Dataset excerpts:
○ ○ ○ ○
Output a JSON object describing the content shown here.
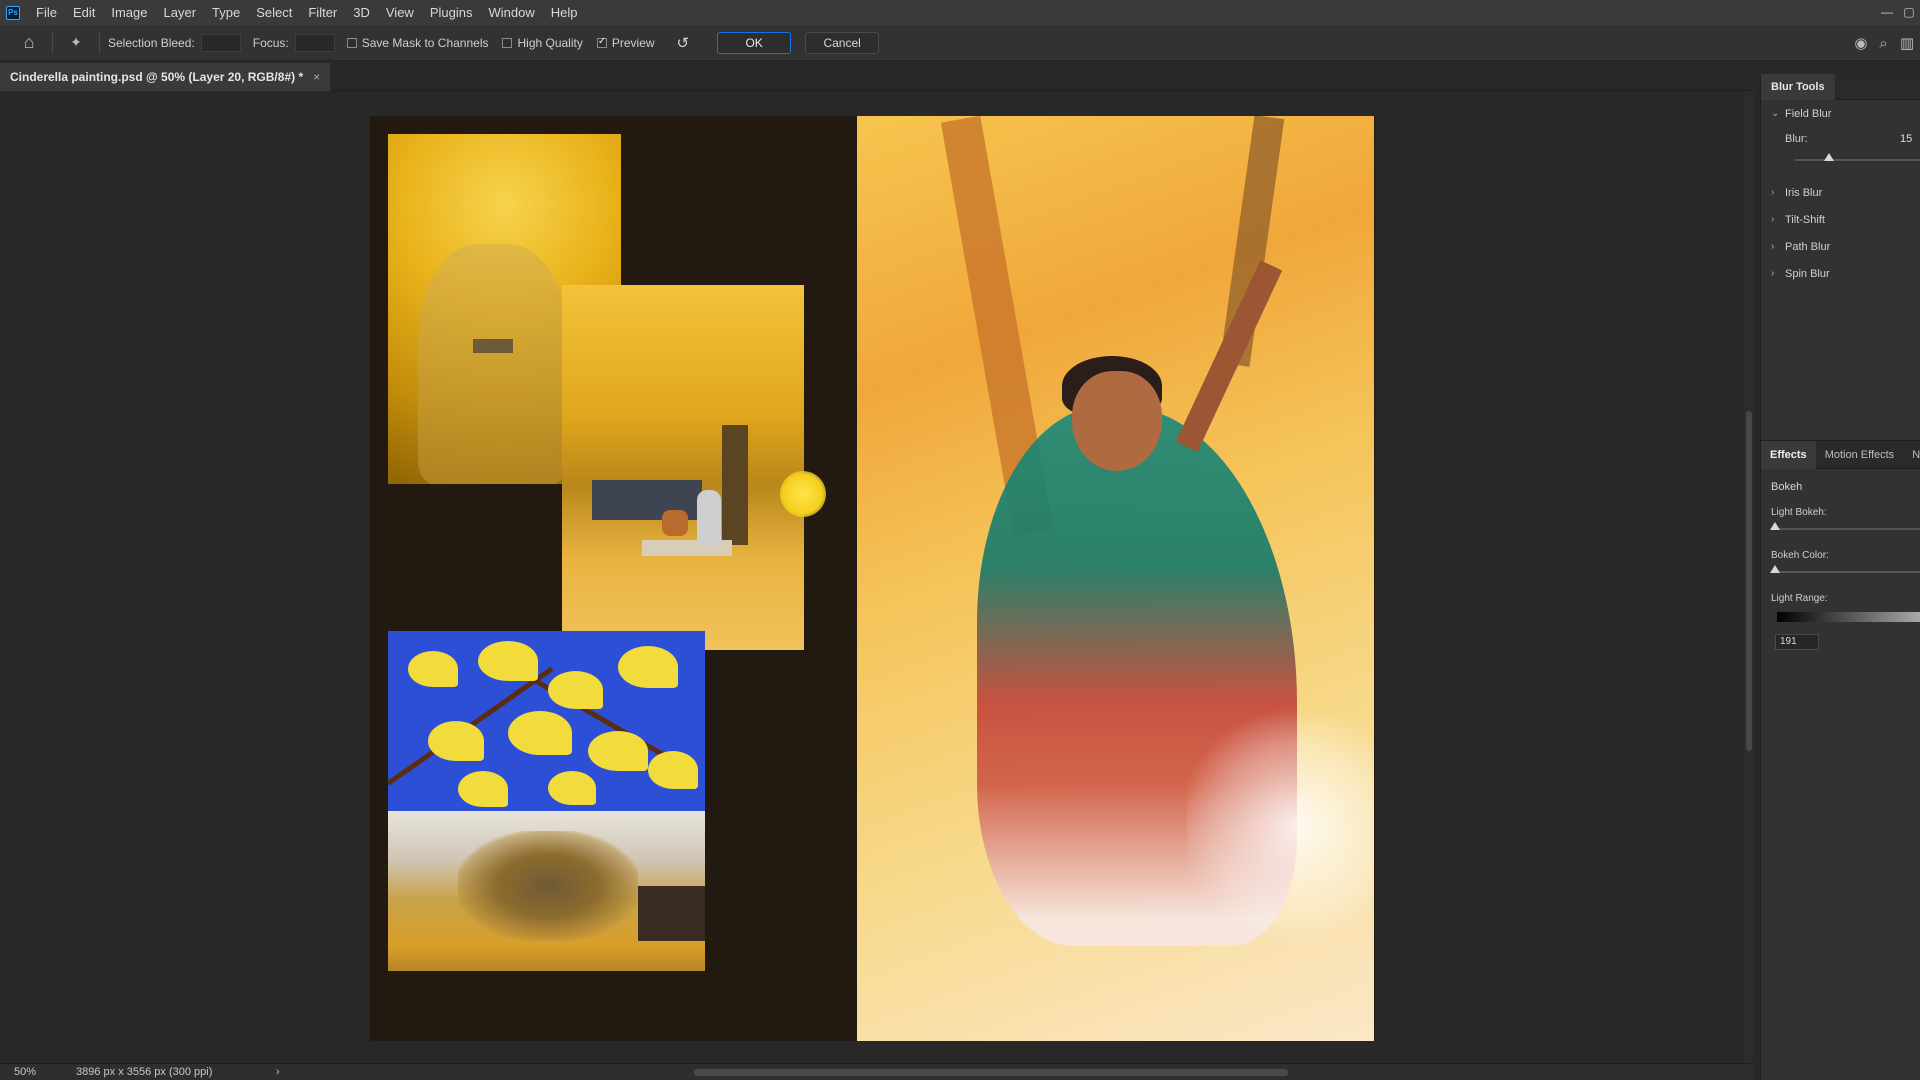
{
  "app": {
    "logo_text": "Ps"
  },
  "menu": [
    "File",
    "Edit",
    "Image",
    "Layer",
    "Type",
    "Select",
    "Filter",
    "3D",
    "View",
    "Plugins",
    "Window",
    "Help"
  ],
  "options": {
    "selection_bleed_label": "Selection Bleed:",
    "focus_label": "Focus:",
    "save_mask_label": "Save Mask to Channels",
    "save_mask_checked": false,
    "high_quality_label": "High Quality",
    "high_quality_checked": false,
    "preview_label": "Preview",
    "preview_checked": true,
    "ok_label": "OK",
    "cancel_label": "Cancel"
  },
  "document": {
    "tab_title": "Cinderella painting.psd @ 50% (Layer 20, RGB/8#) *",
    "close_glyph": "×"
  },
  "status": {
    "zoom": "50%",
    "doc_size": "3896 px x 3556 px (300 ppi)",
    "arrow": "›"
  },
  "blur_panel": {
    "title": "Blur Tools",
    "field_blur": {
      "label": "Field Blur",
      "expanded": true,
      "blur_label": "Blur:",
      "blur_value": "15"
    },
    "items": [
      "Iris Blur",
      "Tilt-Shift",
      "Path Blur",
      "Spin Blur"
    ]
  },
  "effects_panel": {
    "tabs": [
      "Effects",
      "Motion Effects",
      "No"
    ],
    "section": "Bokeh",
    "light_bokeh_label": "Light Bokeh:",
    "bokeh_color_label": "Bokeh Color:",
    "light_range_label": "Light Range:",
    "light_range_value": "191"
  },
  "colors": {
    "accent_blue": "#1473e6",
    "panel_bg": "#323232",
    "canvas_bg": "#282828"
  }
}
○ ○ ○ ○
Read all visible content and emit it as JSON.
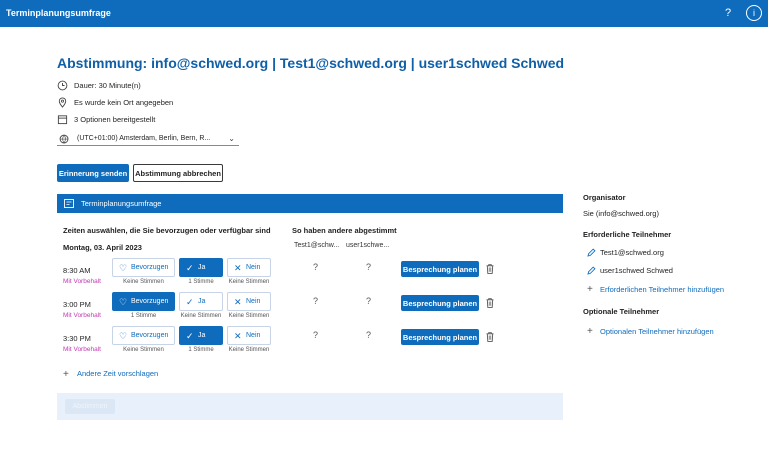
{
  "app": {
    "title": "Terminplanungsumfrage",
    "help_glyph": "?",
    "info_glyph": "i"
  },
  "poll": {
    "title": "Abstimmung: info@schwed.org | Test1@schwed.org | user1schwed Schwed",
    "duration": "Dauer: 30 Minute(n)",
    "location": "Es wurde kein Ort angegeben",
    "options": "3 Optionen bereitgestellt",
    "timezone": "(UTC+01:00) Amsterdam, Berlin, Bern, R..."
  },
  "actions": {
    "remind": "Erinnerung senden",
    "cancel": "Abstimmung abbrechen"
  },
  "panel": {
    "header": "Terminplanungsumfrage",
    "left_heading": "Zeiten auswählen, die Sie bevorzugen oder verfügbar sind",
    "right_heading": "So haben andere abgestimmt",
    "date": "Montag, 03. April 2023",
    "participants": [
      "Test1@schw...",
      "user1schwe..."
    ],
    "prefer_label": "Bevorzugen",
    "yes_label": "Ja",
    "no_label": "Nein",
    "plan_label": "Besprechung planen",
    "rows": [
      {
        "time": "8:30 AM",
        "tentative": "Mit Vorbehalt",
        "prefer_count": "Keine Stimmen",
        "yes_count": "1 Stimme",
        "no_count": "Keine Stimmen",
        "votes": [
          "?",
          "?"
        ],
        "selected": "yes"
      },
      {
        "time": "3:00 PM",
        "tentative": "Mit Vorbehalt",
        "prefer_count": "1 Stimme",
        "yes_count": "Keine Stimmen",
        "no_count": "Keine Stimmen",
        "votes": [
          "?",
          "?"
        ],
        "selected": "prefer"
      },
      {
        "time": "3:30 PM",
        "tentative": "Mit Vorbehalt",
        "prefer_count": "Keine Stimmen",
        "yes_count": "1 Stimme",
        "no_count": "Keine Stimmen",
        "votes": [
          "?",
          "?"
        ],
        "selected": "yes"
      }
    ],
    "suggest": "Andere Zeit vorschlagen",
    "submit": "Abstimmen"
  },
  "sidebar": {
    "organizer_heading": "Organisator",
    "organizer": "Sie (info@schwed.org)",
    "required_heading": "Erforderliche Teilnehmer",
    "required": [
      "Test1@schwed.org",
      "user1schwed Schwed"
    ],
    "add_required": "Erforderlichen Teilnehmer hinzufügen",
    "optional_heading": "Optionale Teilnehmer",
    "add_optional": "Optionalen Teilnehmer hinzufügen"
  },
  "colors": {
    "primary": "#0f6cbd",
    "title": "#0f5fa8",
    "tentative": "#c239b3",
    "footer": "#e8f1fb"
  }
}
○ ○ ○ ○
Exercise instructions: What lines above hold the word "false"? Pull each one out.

The answer:
    "save_mask_checked": false,
    "high_quality_checked": false,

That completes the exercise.